How will I receive any pre-reading materials prior to the seminar?
Teacher and Student Programs’ Coordinator, Cate Harriman (email@example.com), will send out email correspondence confirming your registration. (She will be using the email address associated with your registration materials.) Prior to the seminar, you will receive a Dropbox link with any pre-assigned reading or viewing materials for the seminar; a seminar schedule; and a Zoom link to use the day of the class.
Will virtual PD seminars be recorded and available to watch later?
We have decided not to record virtual seminars due to a variety of concerns regarding our PD accreditation, as well privacy and consent issues for both instructors and participants.
What if virtual PD seminars are not for me?
We plan to incorporate both in-person and virtual formats in the 2021-22 year, public health guidelines pending.
What other PD opportunities are available at the Newberry?
In addition to the Newberry Teachers’ Consortium (NTC), we currently offer three additional Professional Development seminar programs for teachers.
Special Seminars are sponsored by a district, school, or department for a close-knit, collaborative PD experience for a small group of teachers. Teacher Programs staff will work with individual schools or departments to develop seminars based on a topic or theme relevant to their specific Professional Development needs. The Newberry is pleased to offer half-day (3-hour) or full-day (5-hour) formats.
CPScholars is a free Professional Development program for teachers in the Chicago Public Schools. It offers intellectually stimulating, content-based seminars led by scholars from area universities and colleges. Seminar topics focus predominantly on the humanities, are related to the Newberry’s collections, and support skills emphasized by the Common Core Standards in English Language Arts and Literacy in History/Social Studies.

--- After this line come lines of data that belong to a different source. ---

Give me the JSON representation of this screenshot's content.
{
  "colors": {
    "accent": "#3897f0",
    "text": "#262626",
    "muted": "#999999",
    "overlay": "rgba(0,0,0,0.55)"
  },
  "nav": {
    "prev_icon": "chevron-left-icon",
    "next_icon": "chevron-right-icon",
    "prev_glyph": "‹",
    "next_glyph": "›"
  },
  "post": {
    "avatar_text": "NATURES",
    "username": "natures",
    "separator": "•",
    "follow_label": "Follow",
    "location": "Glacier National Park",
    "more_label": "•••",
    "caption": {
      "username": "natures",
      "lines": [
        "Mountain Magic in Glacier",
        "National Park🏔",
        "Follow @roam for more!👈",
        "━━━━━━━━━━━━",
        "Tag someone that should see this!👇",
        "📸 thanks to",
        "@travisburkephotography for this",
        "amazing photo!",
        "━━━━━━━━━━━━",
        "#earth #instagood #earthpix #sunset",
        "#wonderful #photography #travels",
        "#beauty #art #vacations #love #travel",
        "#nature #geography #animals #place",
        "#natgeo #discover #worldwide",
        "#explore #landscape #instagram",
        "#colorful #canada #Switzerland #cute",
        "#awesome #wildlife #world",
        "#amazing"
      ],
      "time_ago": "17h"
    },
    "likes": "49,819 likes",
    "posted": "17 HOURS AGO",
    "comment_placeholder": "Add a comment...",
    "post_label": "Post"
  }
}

Teaching Workshops, “Race, Slavery, and Equality”: The Fall (November 21, 2020) and Spring (April 24, 2021) Teaching Workshops will address best practices for teaching primary sources in a humanities classroom; teaching themes of race, slavery, and equality in historical sources; and designing curriculum based on themes from the Jack Miller Center/Newberry Library summer seminar for teachers (August 10-12, 2020). While first priority for registration will be given to summer 2020 participants, all teachers in Illinois are encouraged to participate in the upcoming teaching workshops. These seminars are cosponsored with the Jack Miller Center, in partnership with the Roosevelt University Montesquieu Forum, with generous support from the David Spadafora Program in American History.